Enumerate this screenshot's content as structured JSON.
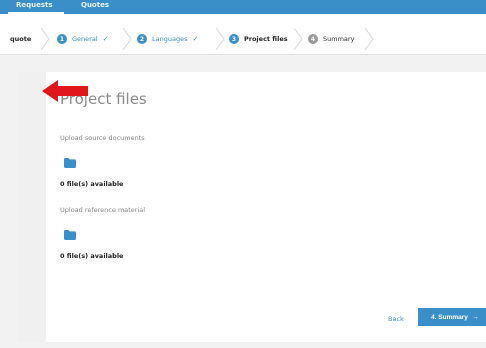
{
  "topnav": {
    "tabs": [
      {
        "label": "Requests"
      },
      {
        "label": "Quotes"
      }
    ]
  },
  "steps": [
    {
      "label": "quote"
    },
    {
      "number": "1",
      "label": "General",
      "status": "complete"
    },
    {
      "number": "2",
      "label": "Languages",
      "status": "complete"
    },
    {
      "number": "3",
      "label": "Project files",
      "status": "current"
    },
    {
      "number": "4",
      "label": "Summary",
      "status": "upcoming"
    }
  ],
  "main": {
    "title": "Project files",
    "source": {
      "label": "Upload source documents",
      "icon": "folder-icon",
      "count_text": "0 file(s) available"
    },
    "reference": {
      "label": "Upload reference material",
      "icon": "folder-icon",
      "count_text": "0 file(s) available"
    }
  },
  "footer": {
    "back_label": "Back",
    "next_label": "4. Summary"
  },
  "colors": {
    "accent": "#3b8fc8",
    "arrow": "#e0161b",
    "muted_text": "#8a8a8a"
  }
}
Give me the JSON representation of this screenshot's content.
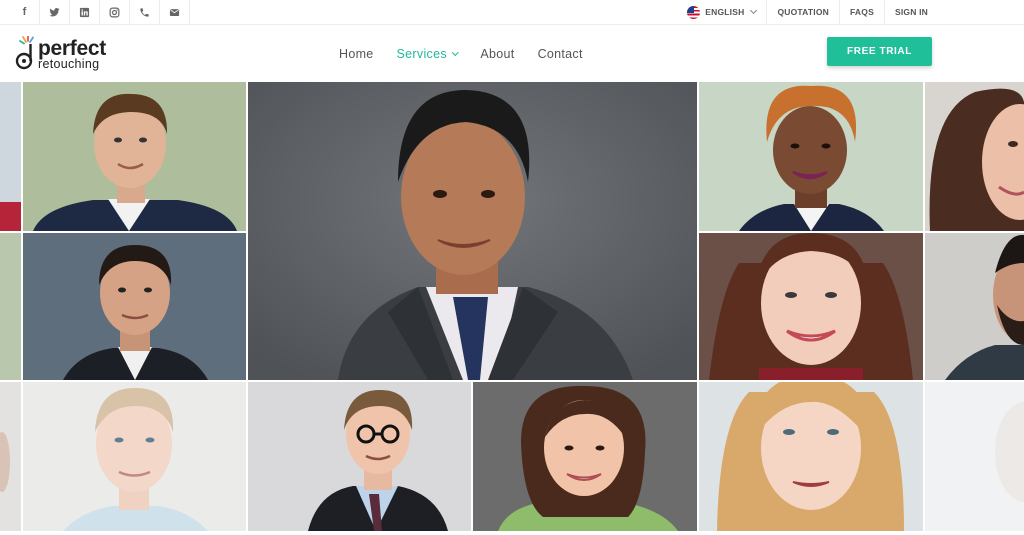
{
  "topbar": {
    "social": [
      {
        "icon": "facebook-icon"
      },
      {
        "icon": "twitter-icon"
      },
      {
        "icon": "linkedin-icon"
      },
      {
        "icon": "instagram-icon"
      },
      {
        "icon": "phone-icon"
      },
      {
        "icon": "mail-icon"
      }
    ],
    "language": "ENGLISH",
    "quotation": "QUOTATION",
    "faqs": "FAQS",
    "signin": "SIGN IN"
  },
  "header": {
    "logo_main": "perfect",
    "logo_sub": "retouching",
    "nav": {
      "home": "Home",
      "services": "Services",
      "about": "About",
      "contact": "Contact"
    },
    "cta": "FREE TRIAL"
  },
  "colors": {
    "accent": "#1fbf99",
    "nav_active": "#22b99a",
    "text": "#555555"
  }
}
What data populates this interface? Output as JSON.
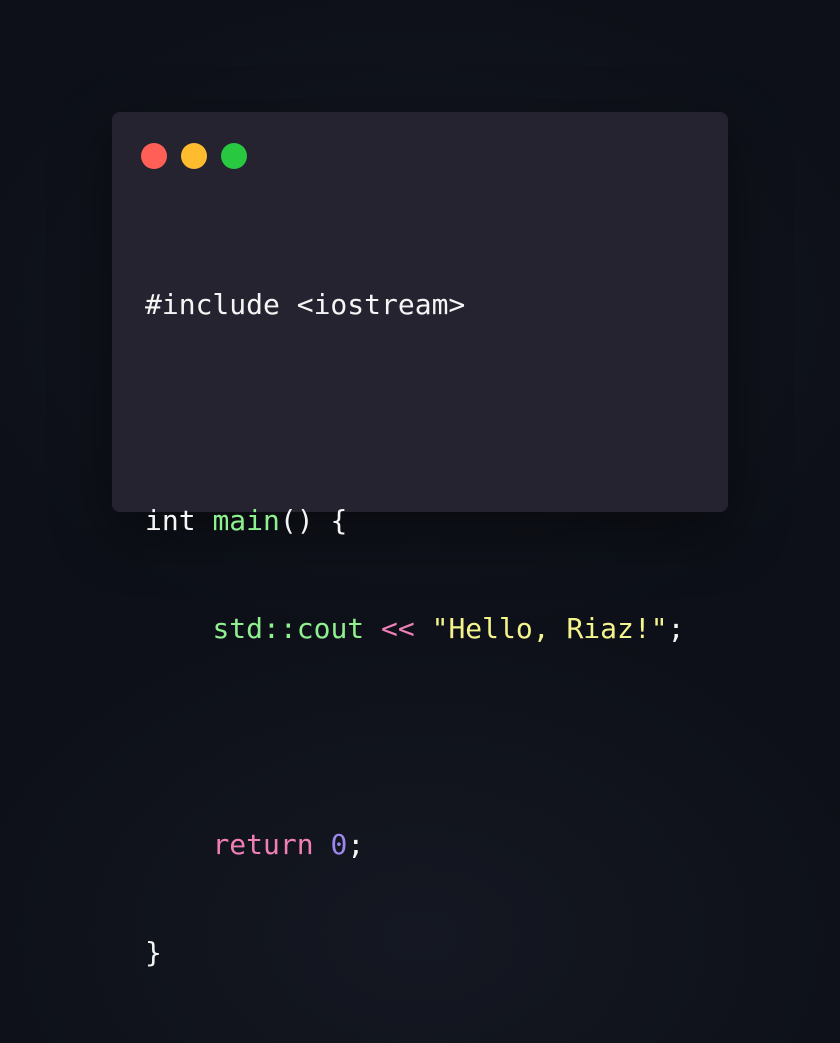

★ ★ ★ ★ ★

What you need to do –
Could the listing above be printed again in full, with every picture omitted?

Answer to this problem –
Enumerate this screenshot's content as structured JSON.
{
  "topnav": {
    "tabs": [
      {
        "label": "Requests"
      },
      {
        "label": "Quotes"
      }
    ]
  },
  "steps": [
    {
      "label": "quote"
    },
    {
      "number": "1",
      "label": "General",
      "status": "complete"
    },
    {
      "number": "2",
      "label": "Languages",
      "status": "complete"
    },
    {
      "number": "3",
      "label": "Project files",
      "status": "current"
    },
    {
      "number": "4",
      "label": "Summary",
      "status": "upcoming"
    }
  ],
  "main": {
    "title": "Project files",
    "source": {
      "label": "Upload source documents",
      "icon": "folder-icon",
      "count_text": "0 file(s) available"
    },
    "reference": {
      "label": "Upload reference material",
      "icon": "folder-icon",
      "count_text": "0 file(s) available"
    }
  },
  "footer": {
    "back_label": "Back",
    "next_label": "4. Summary"
  },
  "colors": {
    "accent": "#3b8fc8",
    "arrow": "#e0161b",
    "muted_text": "#8a8a8a"
  }
}
Give me the JSON representation of this screenshot's content.
{
  "topbar": {
    "social": [
      {
        "icon": "facebook-icon"
      },
      {
        "icon": "twitter-icon"
      },
      {
        "icon": "linkedin-icon"
      },
      {
        "icon": "instagram-icon"
      },
      {
        "icon": "phone-icon"
      },
      {
        "icon": "mail-icon"
      }
    ],
    "language": "ENGLISH",
    "quotation": "QUOTATION",
    "faqs": "FAQS",
    "signin": "SIGN IN"
  },
  "header": {
    "logo_main": "perfect",
    "logo_sub": "retouching",
    "nav": {
      "home": "Home",
      "services": "Services",
      "about": "About",
      "contact": "Contact"
    },
    "cta": "FREE TRIAL"
  },
  "colors": {
    "accent": "#1fbf99",
    "nav_active": "#22b99a",
    "text": "#555555"
  }
}
What data populates this interface? Output as JSON.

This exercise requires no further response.